A few weeks later, news broke that ownership of Dallas’ famed Galleria mall and its adjoining hotel had been transferred to MetLife Investment Management

Beyond the Metroplex, the situation is even more dire. The Loop in Chicago has been especially hard-hit, with office values plummeting and several owners missing mortgage payments. In September, Hines relinquished a Downtown D.C. office building it had owned for over a quarter-century following the departure of its anchor tenant.

Loan defaults could have a broader impact on the performance of submarkets as a whole, Brewer said. Banks may choose to sell those properties at lowered values, which could have a ripple effect on appraisals. 

But the opposite could also be true, Johnson said.
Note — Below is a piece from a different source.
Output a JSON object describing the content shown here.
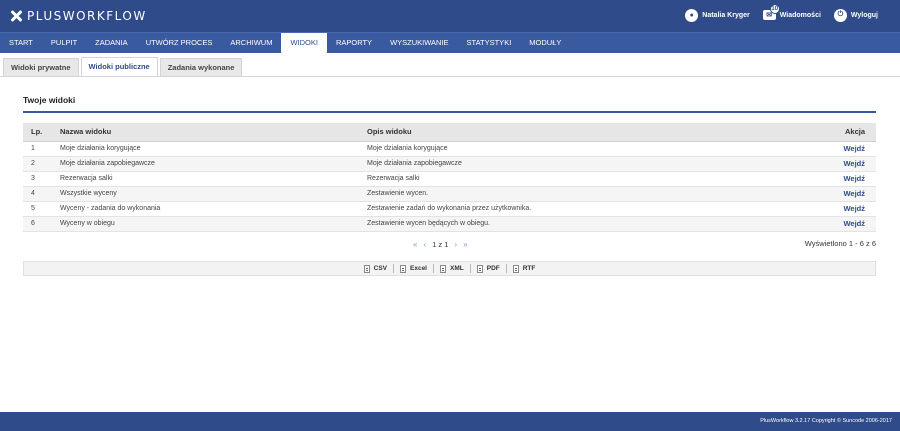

If former office properties are repurposed, or if new ownership is willing to spend the money on improvements, nearby buildings may see a boost in value.

“It’s hard to jump out there and make a blanket statement about what would happen,” he said. “As we go through the year, and there are trades that happen, we’ll get a better sense of what direction that’s going in.”

Delinquency rates on CMBS loans have thus far defied expectations. In November, office delinquency dipped by five basis points to 1.7%, though the overall rate across commercial asset types increased by three basis points to 2.99% month-over-month, according to Trepp data. The decline was mostly tied to a few delinquent apartment loans, per the report.

DFW is not immune to the national turbulence economists are predicting this year, Johnson said, and lower-tiered properties will have a harder time surviving the downturn. Nevertheless, the Metroplex’s strong fundamentals should keep its office market a cut above the rest.

“When you look at the number of companies that are still coming here and the number of people who are still moving here, I think we will be OK as it relates to demand,” he said. “There’s going to be a lot of B-class property that you’re going to see a lot of chop in, and it’s going to take some time to work through that absorption.”